We decided to model the northern parts of the old settlement: from the Northern Gate down the Main Street to the Apsidal Temple in Block D. We also decided to model all fortifications north of the castle creating a visual and physical peripheral edge. Visually, the edge created an impression of being in a contained space as opposed to being nowhere. Physically, it stopped avatars from roaming until they reached the “end of the world”: Any virtual environment has a limited size that depends on its design and on the computation power of the server on which it is deployed. The edges at the perimeter of the environment are thus called the end of the world. Buildings were modeled outside Torque, but they had to be assembled inside the 3D graphics engine. Torque’s interface did not intuitively afford precise placement of building models. Torque also used a Cartesian geometrical grid that could not be rotated without modifying the engine’s code. Therefore, rotating and aligning models became a taxing task.

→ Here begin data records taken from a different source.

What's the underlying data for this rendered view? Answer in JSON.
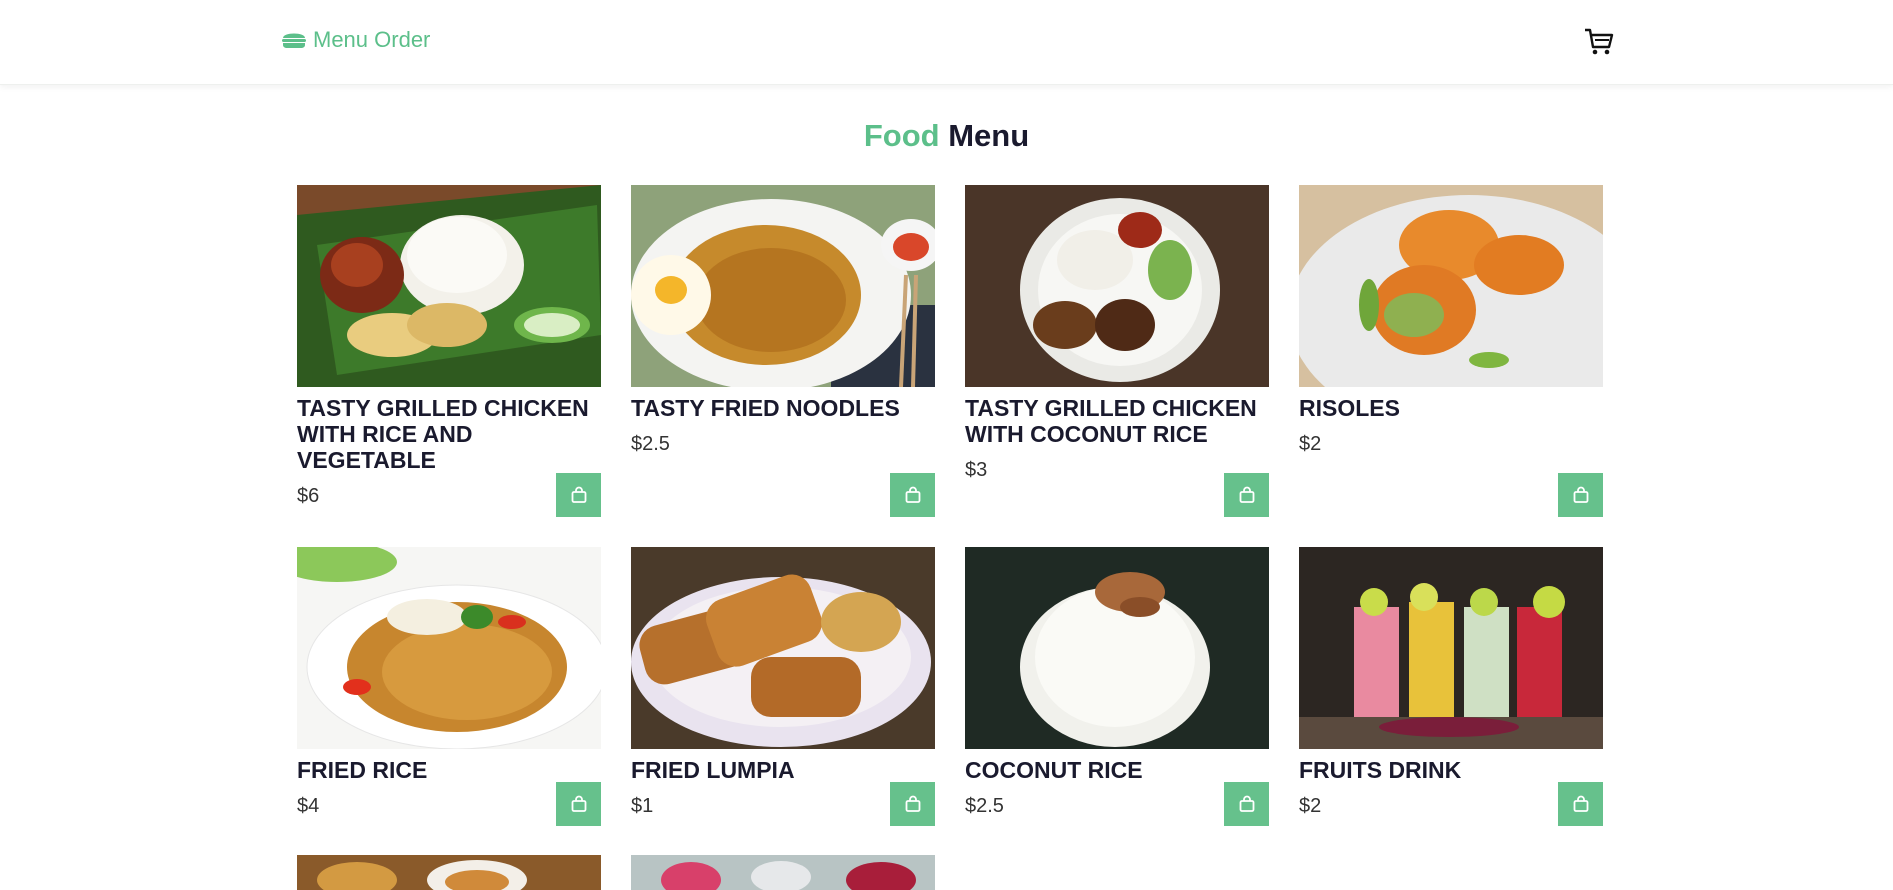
{
  "nav": {
    "brand": "Menu Order",
    "brand_icon": "burger-icon",
    "cart_icon": "cart-icon",
    "accent": "#5cbf8a"
  },
  "heading": {
    "accent": "Food",
    "rest": "Menu"
  },
  "items": [
    {
      "title": "TASTY GRILLED CHICKEN WITH RICE AND VEGETABLE",
      "price": "$6"
    },
    {
      "title": "TASTY FRIED NOODLES",
      "price": "$2.5"
    },
    {
      "title": "TASTY GRILLED CHICKEN WITH COCONUT RICE",
      "price": "$3"
    },
    {
      "title": "RISOLES",
      "price": "$2"
    },
    {
      "title": "FRIED RICE",
      "price": "$4"
    },
    {
      "title": "FRIED LUMPIA",
      "price": "$1"
    },
    {
      "title": "COCONUT RICE",
      "price": "$2.5"
    },
    {
      "title": "FRUITS DRINK",
      "price": "$2"
    }
  ],
  "button_color": "#66c18c"
}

Moreover, the use of optimization methods that capitalized on the complexity of texture images and the reduction of geometry implied a loss of many subtle formal aspects of the settlement’s urban fabric (Figure 3).

Figure 3:

Nevertheless, these subtle changes were only observable by us the developers of the environment and only from a top-down point of view not available to users. When typical users experienced Virtual Sirkap, usually the virtual built environment receded in the background and users focused their attention on NPCs and props.

Drawing on past virtual reconstructions that engaged with contemporary places, we learned that when users compared actual places to their virtual reconstructions, they did not appreciate photographic realism or geometrical precision. (We still recognize the importance of these factors.) Users were more interested in aspects of the virtual environment that recalled and emplace individual and social histories that for them made sense of the place. Thus, the dining place was not accurate for one user until it had the corner table on which he used to sit with his friends. The bar, for another, was not authentic, unless it had a specific vase on top of it, which was the topic of many discussions he had in this place.